If $X+Y=\alpha$ then $X=\alpha-Y$. The random variable $Y$ cannot be independent of $\alpha-Y$, since as $Y$ gets bigger, $\alpha-Y$ gets smaller and as $Y$ gets smaller, $\alpha-Y$ gets bigger. Unless, of course, $Y$ never gets bigger or smaller.

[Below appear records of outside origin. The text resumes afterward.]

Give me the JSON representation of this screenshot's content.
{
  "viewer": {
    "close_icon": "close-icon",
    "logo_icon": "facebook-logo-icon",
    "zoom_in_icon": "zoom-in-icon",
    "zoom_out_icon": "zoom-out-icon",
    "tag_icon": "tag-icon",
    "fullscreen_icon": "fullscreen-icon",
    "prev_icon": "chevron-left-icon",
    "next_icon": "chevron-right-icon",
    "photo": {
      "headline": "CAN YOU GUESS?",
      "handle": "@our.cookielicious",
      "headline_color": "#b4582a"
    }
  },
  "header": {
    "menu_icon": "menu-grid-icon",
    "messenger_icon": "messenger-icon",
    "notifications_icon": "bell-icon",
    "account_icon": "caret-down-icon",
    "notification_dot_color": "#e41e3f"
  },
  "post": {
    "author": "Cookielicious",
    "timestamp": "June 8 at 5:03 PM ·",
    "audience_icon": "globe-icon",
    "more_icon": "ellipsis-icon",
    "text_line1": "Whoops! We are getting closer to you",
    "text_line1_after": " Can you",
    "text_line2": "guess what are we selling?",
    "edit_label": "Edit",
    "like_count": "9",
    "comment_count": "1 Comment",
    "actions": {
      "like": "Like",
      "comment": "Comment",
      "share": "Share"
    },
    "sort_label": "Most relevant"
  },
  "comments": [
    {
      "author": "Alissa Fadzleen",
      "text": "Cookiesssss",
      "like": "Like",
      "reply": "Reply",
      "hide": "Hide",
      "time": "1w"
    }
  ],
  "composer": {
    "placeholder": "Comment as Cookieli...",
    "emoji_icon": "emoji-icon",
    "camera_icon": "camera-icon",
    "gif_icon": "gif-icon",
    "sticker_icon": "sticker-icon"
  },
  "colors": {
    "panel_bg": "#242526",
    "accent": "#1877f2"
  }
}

By assumption, $X=\alpha-Y$ almost surely. Since $X$ and $Y$ are independent, so are $X$ and $\alpha-Y$ by properties of independent random variables. It follows that $X$ is independent with itself, which implies that $$P(X\leq x)=P(X\leq x,\ X\leq x)=[P(X\leq x)]^2,\quad x\in{\Bbb R}.$$ Therefore, $P(X\leq x)=0$ or $1$. Using the properties of probability distribution function one can show (exercise) that $X$ be a constant (almost surely).